* **Your task**:
Write out each line of the records that has "About" in it.

○ ○ ○ ○ ○ ○ ○

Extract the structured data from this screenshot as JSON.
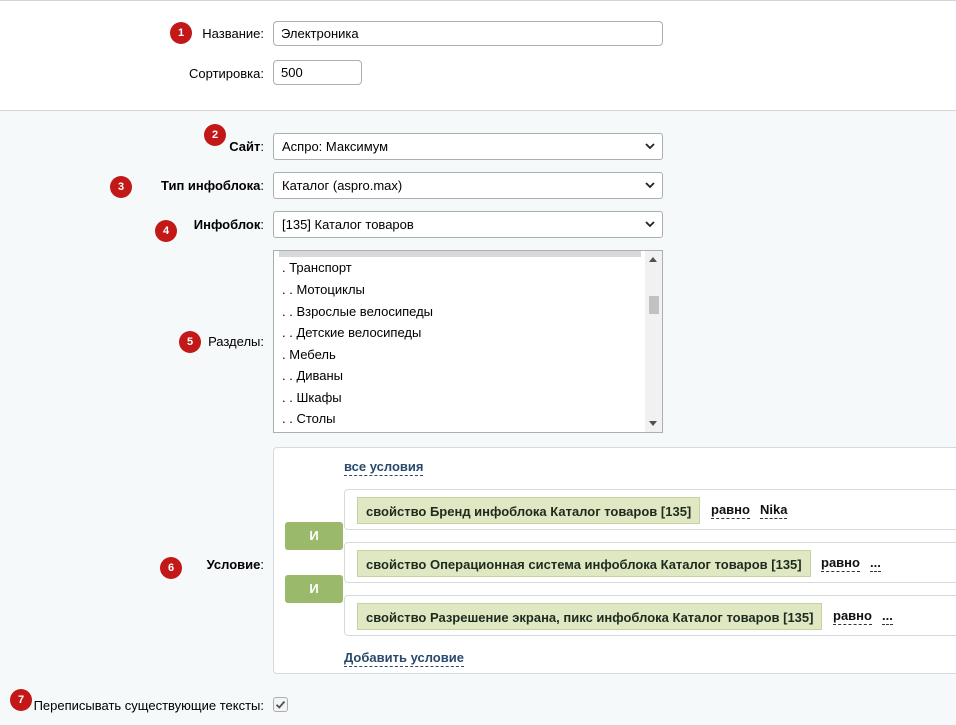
{
  "form": {
    "name_label": "Название",
    "name_value": "Электроника",
    "sort_label": "Сортировка",
    "sort_value": "500",
    "site_label": "Сайт",
    "site_value": "Аспро: Максимум",
    "iblock_type_label": "Тип инфоблока",
    "iblock_type_value": "Каталог (aspro.max)",
    "iblock_label": "Инфоблок",
    "iblock_value": "[135] Каталог товаров",
    "sections_label": "Разделы",
    "sections_options": [
      ". Транспорт",
      ". . Мотоциклы",
      ". . Взрослые велосипеды",
      ". . Детские велосипеды",
      ". Мебель",
      ". . Диваны",
      ". . Шкафы",
      ". . Столы"
    ],
    "condition_label": "Условие",
    "overwrite_label": "Переписывать существующие тексты",
    "overwrite_checked": true
  },
  "condition": {
    "all_conditions_link": "все условия",
    "operator_label": "И",
    "rows": [
      {
        "property": "свойство Бренд инфоблока Каталог товаров [135]",
        "operator": "равно",
        "value": "Nika"
      },
      {
        "property": "свойство Операционная система инфоблока Каталог товаров [135]",
        "operator": "равно",
        "value": "..."
      },
      {
        "property": "свойство Разрешение экрана, пикс инфоблока Каталог товаров [135]",
        "operator": "равно",
        "value": "..."
      }
    ],
    "add_condition_link": "Добавить условие"
  },
  "badges": [
    "1",
    "2",
    "3",
    "4",
    "5",
    "6",
    "7"
  ],
  "colors": {
    "badge": "#c21818",
    "and_button": "#9ab96b",
    "property_bg": "#dfe8c2",
    "link": "#2b4a6b"
  },
  "icons": {
    "select_arrow": "chevron-down-icon",
    "checkbox": "check-icon"
  }
}
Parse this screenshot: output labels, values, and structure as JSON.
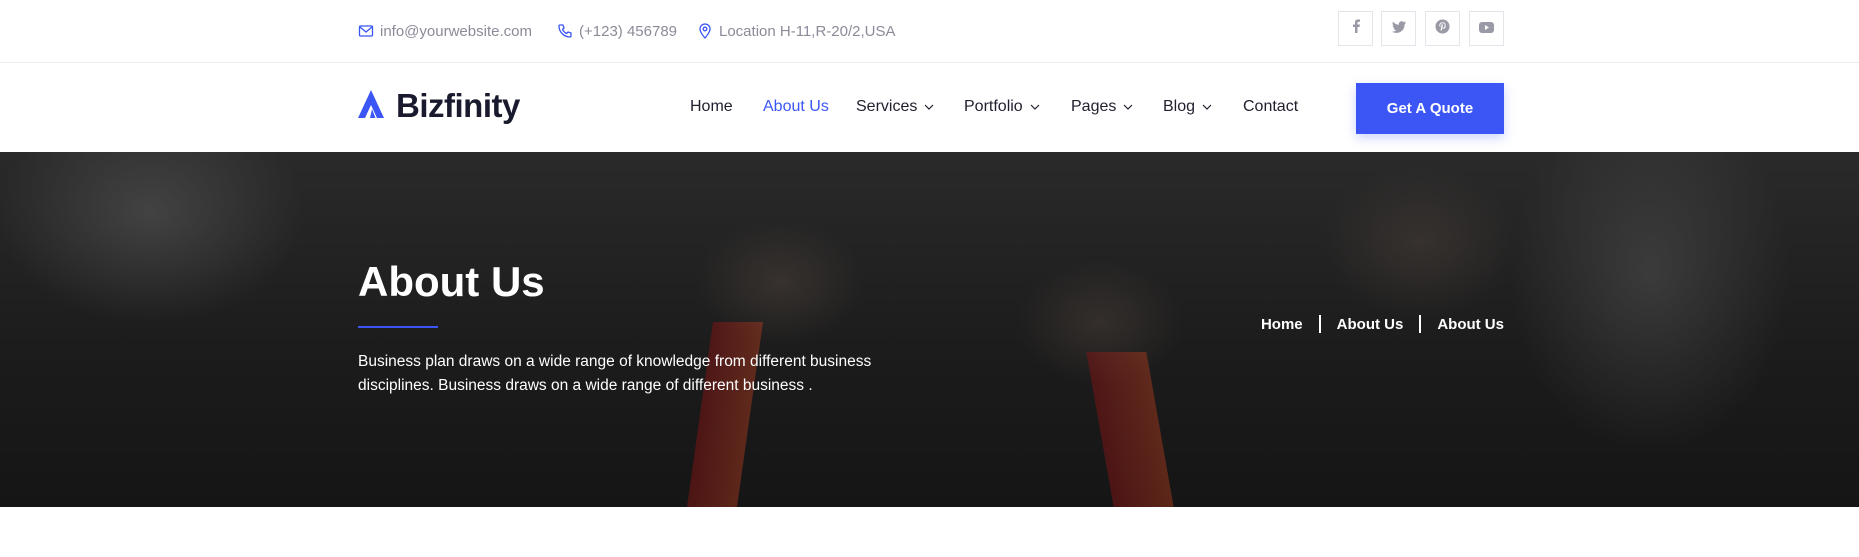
{
  "topbar": {
    "email": "info@yourwebsite.com",
    "phone": "(+123) 456789",
    "location": "Location H-11,R-20/2,USA",
    "icons": [
      "mail-icon",
      "phone-icon",
      "location-icon"
    ],
    "social": [
      "facebook-icon",
      "twitter-icon",
      "pinterest-icon",
      "youtube-icon"
    ]
  },
  "brand": {
    "name": "Bizfinity",
    "accent": "#3b56f5"
  },
  "nav": {
    "items": [
      {
        "label": "Home",
        "has_dropdown": false,
        "active": false
      },
      {
        "label": "About Us",
        "has_dropdown": false,
        "active": true
      },
      {
        "label": "Services",
        "has_dropdown": true,
        "active": false
      },
      {
        "label": "Portfolio",
        "has_dropdown": true,
        "active": false
      },
      {
        "label": "Pages",
        "has_dropdown": true,
        "active": false
      },
      {
        "label": "Blog",
        "has_dropdown": true,
        "active": false
      },
      {
        "label": "Contact",
        "has_dropdown": false,
        "active": false
      }
    ],
    "cta_label": "Get A Quote"
  },
  "hero": {
    "title": "About Us",
    "description": "Business plan draws on a wide range of knowledge from different business disciplines. Business draws on a wide range of different business .",
    "breadcrumb": [
      "Home",
      "About Us",
      "About Us"
    ]
  }
}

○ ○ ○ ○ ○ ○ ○

* **Exercise output**:
        "label": "About Us",
    "title": "About Us",
      "About Us",
      "About Us"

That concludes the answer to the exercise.